### Dataset entries
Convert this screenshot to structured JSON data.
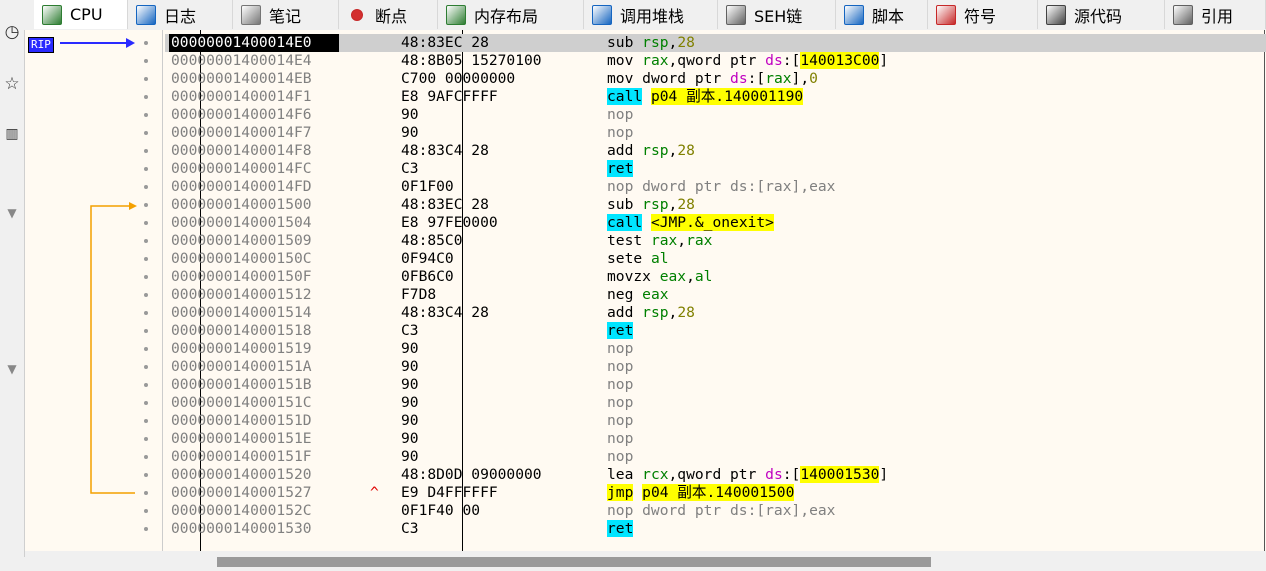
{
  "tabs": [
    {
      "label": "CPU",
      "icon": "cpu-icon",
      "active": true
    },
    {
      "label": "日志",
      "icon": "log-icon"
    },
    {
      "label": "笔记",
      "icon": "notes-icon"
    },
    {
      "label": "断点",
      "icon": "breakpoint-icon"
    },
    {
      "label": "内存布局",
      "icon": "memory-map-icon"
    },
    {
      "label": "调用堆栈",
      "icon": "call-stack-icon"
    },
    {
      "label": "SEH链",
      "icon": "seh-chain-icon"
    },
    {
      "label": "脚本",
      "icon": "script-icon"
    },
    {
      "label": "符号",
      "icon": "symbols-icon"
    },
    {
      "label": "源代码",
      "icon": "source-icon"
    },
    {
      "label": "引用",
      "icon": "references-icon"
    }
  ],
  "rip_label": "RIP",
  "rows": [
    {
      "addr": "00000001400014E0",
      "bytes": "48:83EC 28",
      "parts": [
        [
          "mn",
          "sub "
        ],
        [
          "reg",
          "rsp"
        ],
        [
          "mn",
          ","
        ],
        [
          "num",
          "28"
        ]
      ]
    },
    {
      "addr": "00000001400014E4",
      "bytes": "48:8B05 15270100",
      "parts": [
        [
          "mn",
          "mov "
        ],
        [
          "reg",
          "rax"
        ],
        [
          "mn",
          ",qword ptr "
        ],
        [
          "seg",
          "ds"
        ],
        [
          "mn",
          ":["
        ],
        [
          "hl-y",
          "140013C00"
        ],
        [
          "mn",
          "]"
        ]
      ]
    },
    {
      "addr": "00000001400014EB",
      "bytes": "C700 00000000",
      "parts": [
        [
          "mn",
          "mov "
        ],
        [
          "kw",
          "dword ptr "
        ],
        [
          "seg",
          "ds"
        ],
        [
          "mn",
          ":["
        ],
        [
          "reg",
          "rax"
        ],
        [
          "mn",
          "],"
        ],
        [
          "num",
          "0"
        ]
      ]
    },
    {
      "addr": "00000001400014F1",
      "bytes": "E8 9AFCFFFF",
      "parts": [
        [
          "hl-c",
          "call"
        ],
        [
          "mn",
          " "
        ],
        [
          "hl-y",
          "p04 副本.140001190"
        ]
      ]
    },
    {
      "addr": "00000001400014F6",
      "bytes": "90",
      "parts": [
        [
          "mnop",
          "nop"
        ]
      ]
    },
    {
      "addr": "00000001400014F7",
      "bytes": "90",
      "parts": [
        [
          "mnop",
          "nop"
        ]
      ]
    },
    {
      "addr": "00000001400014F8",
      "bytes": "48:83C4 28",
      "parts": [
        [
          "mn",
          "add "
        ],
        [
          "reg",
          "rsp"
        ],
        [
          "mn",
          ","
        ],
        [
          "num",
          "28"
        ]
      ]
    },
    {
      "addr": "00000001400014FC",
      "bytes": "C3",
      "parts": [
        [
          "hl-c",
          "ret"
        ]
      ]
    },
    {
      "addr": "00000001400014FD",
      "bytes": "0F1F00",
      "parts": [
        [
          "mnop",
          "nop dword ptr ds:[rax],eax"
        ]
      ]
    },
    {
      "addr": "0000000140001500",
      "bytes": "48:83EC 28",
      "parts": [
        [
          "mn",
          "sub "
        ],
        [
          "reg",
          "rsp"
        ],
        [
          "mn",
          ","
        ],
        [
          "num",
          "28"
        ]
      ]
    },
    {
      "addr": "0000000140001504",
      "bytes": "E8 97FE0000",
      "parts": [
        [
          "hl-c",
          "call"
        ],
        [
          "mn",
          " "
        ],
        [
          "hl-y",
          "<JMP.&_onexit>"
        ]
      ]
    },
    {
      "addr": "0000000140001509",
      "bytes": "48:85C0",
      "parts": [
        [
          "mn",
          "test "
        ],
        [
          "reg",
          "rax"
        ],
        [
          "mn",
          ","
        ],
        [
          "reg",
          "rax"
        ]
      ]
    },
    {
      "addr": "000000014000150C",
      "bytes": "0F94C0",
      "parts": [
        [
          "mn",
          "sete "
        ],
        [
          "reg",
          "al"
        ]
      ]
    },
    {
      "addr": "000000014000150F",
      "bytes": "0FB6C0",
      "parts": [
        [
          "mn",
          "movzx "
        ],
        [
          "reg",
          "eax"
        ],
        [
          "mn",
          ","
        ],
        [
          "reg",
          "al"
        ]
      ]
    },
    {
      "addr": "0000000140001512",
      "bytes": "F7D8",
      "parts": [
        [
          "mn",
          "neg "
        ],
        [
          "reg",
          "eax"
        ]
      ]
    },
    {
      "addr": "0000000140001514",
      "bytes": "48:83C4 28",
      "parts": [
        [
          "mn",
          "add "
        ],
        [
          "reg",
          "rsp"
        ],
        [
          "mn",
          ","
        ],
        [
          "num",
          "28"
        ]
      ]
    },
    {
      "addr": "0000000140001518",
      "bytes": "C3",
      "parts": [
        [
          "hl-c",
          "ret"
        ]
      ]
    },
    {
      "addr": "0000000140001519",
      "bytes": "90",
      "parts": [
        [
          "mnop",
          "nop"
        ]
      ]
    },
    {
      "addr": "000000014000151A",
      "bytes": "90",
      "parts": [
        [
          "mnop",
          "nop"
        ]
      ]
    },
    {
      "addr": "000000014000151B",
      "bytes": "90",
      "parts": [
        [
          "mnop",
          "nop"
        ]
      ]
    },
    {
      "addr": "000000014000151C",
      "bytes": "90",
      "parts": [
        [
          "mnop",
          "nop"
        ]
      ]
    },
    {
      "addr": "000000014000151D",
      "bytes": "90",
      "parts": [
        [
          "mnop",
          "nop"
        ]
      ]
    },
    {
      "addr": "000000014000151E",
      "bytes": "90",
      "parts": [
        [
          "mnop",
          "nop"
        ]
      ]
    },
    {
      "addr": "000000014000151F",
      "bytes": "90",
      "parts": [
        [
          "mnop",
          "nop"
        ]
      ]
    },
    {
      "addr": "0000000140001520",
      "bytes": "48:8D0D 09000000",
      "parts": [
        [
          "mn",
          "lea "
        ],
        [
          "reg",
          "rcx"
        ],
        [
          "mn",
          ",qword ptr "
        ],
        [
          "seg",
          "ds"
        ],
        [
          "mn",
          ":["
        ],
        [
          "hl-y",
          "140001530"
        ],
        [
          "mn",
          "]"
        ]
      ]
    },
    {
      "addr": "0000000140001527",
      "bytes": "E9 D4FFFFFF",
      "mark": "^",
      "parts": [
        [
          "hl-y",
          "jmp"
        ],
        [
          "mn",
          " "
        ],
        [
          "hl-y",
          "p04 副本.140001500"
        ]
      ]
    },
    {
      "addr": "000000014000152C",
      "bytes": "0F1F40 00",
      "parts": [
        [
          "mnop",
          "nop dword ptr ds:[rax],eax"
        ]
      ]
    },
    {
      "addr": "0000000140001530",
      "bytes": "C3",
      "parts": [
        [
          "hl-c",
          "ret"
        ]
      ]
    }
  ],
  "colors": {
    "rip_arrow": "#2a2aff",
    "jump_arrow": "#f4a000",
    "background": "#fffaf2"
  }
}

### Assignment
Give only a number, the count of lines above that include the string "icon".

### Exercise result
11